Linde was also involved in a further major public fuelling station in Berlin under the CEP umbrella. The new station features an underground LH2 storage tank plus Linde's new cryo pump, and has been open for business since spring 2011.
Examples of modern H2 infrastructure
One example demonstrating that Linde's H2 concepts are mature enough for deployment in confined city centre locations is a hydrogen fuelling station built in the middle of Hamburg's HafenCity docklands area. The new station for Vattenfall is to be integrated with the surrounding architecture. Linde was the proud winner of this turnkey project, which includes ionic compressors for high-pressure hydrogen
At the Linde Hydrogen Centre near Munich, Linde also runs demo and test systems as proof of concept for modern hydrogen infrastructures. This unique facility bundles a hydrogen fuelling station, a technology test centre, a training forum and a presentation platform under one roof. The heart of the facility is the fuelling station, which supplies a fleet of hydrogen-powered test cars and forklift trucks with both liquid hydrogen (LH2) and compressed gaseous hydrogen (CGH2).

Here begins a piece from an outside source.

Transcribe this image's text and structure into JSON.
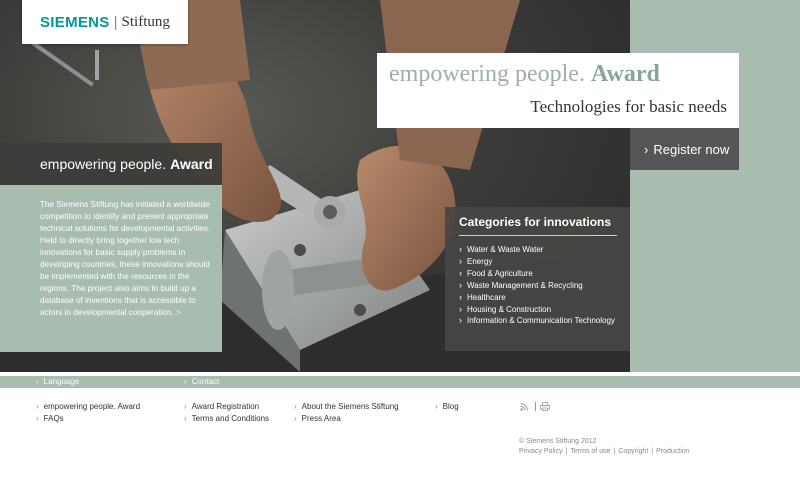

Economic hydrogen-driven forklift
Since 2004, Linde has kicked off numerous demo projects involving hydrogen-powered forklift trucks and other lifts and trucks. At major distribution centres of Wal-Mart, the largest chain of department stores in the US, Linde demonstrated the benefits of fuel cells over batteries to power the company's forklift trucks. And the list was impressive – low noise levels, zero exhaust fumes, no harmful substances such as lead or acid and uninterrupted uptime without delays for battery changes or recharging.
In mid-August 2010, Linde consolidated this position by signing a contract with the BMW Manufacturing Co. plant in Spartanburg, South Carolina, to provide hydrogen technology for the plant's forklift fleet. Over 85 lifts and trucks that deliver process parts to assembly machines throughout the plant are being gradually converted from battery to fuel-cell drives. Thanks to hydrogen technology, this part of BMW's internal logistics operations runs on zero emissions. The vehicles are refuelled at six dispenser stations equipped with Linde's ionic compressors. The hydrogen used to fuel the trucks is a by-product from a chemical plant. Linde uses CO2-free electricity from a hydroelectric power station to process and liquefy the hydrogen. The switch to hydrogen holds many benefits for BMW. The trucks can be refuelled in less than three minutes, for example, which is considerably faster than the 20 minutes or so required for a battery change. Furthermore, the two-kilo capacity hydrogen tank enables the trucks to run for eight to ten hours and, in contrast to batteries, vehicle performance remains consistent throughout the entire shift. The plant's energy consumption has fallen now that the charging stations are no longer used and it no longer has to dispose of the lead-acid batteries.